Extract, from the records beneath this instruction, each line that contains the word "Ethernet".

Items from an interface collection
────────
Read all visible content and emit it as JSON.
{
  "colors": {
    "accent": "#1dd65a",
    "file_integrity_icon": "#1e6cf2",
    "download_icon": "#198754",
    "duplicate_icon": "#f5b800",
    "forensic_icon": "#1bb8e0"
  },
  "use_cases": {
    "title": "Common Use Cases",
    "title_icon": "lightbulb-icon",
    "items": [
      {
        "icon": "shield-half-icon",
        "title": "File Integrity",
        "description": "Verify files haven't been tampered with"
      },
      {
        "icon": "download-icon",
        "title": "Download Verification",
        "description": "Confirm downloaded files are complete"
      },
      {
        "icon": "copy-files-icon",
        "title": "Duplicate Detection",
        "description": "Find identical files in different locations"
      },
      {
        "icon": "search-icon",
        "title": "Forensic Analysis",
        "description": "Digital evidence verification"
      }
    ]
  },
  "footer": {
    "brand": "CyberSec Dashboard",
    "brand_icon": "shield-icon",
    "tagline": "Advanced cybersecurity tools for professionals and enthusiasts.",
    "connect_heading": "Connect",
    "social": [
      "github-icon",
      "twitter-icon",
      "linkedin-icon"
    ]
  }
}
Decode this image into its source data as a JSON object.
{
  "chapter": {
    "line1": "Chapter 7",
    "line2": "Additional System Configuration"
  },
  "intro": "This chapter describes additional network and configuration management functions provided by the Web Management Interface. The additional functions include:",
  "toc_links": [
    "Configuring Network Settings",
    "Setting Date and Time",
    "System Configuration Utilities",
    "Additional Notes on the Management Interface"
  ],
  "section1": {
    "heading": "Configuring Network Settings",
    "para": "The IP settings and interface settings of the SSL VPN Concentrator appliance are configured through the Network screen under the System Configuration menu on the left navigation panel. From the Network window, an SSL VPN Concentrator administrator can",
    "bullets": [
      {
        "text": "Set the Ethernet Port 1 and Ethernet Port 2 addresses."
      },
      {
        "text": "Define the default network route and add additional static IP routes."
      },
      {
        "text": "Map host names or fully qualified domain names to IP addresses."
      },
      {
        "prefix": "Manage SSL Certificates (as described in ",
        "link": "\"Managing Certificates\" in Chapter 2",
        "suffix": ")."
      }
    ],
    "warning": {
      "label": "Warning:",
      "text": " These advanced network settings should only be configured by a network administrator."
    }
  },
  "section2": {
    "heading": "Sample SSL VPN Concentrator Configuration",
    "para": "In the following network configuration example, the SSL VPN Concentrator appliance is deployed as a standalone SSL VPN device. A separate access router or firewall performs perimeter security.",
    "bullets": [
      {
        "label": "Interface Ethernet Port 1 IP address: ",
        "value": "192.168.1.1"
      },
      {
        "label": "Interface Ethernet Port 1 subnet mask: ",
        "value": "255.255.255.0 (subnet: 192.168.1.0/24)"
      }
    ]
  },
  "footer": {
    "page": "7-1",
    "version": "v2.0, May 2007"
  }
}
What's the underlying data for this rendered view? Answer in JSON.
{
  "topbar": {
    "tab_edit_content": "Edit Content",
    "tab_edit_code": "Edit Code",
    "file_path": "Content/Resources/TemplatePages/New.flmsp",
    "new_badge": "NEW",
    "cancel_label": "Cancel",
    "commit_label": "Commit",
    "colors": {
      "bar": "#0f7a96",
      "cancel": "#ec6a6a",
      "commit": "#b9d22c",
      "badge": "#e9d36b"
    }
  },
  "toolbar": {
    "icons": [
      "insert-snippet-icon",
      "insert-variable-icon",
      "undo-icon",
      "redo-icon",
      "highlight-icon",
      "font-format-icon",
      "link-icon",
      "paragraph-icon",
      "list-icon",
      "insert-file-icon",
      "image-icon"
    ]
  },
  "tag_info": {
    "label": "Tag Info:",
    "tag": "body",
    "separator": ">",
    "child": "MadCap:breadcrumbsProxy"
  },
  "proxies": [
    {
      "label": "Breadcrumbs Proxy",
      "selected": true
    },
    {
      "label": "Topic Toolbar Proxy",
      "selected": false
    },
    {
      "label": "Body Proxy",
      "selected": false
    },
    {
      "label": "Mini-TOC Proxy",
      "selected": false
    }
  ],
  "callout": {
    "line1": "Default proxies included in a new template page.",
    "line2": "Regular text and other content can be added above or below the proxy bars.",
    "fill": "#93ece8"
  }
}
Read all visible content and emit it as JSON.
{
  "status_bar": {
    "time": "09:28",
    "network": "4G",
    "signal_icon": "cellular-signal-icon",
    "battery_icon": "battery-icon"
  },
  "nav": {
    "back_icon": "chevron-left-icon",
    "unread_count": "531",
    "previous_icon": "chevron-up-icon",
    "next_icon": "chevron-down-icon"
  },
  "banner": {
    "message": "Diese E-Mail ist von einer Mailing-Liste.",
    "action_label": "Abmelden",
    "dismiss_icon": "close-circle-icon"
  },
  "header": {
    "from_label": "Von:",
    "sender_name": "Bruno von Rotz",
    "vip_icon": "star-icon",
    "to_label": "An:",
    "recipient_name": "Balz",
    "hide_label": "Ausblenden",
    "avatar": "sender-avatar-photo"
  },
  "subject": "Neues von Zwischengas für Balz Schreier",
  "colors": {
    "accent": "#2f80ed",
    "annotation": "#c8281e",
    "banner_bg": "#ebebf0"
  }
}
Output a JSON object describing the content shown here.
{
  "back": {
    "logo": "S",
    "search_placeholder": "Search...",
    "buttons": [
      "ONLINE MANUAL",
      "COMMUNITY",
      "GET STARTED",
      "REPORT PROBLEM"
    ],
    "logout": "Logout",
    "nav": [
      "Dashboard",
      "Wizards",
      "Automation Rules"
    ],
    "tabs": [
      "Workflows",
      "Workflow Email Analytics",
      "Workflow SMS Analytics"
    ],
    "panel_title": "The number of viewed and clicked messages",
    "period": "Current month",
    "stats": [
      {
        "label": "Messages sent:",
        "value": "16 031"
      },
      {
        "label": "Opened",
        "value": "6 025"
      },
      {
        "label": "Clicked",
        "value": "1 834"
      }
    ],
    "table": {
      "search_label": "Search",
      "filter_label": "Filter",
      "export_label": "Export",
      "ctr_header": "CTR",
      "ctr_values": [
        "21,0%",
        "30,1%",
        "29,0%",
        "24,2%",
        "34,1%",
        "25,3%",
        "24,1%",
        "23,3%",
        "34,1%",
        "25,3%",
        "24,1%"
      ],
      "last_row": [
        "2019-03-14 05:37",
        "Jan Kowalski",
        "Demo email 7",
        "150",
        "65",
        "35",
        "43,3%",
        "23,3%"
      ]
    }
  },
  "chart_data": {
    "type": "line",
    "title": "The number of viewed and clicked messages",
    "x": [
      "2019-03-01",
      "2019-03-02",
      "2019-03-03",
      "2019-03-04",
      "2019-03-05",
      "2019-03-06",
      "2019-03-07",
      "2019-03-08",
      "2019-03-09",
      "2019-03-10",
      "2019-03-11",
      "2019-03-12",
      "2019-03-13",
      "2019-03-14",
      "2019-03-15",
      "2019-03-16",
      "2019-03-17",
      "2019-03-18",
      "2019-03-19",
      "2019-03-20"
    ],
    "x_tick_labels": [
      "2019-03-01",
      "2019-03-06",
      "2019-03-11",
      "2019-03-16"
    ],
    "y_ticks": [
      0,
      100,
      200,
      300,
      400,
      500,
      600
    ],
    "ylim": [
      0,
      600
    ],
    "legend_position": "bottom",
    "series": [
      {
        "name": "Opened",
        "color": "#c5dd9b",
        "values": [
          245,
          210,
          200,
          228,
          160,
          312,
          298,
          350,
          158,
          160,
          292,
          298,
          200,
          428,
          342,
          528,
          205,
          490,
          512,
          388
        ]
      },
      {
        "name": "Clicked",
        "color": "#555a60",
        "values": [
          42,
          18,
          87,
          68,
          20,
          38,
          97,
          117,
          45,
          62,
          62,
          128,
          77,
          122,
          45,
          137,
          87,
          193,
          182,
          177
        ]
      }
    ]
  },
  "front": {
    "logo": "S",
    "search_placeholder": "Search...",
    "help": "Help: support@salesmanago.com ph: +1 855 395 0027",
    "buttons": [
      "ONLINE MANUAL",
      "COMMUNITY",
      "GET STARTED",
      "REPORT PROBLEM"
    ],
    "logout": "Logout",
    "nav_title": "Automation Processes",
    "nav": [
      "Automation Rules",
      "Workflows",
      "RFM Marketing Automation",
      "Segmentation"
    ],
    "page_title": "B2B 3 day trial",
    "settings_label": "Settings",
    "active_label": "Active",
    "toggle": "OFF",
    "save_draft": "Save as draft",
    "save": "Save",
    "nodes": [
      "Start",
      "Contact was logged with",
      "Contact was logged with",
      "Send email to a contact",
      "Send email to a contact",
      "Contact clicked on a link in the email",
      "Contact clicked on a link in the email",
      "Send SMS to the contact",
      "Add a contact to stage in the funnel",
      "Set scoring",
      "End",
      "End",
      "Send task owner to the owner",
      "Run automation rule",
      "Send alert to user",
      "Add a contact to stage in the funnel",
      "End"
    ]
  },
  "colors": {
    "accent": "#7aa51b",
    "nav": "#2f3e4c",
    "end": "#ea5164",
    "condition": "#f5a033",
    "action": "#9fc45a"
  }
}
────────
→ **Answer space**
        "text": "Set the Ethernet Port 1 and Ethernet Port 2 addresses."
        "label": "Interface Ethernet Port 1 IP address: ",
        "label": "Interface Ethernet Port 1 subnet mask: ",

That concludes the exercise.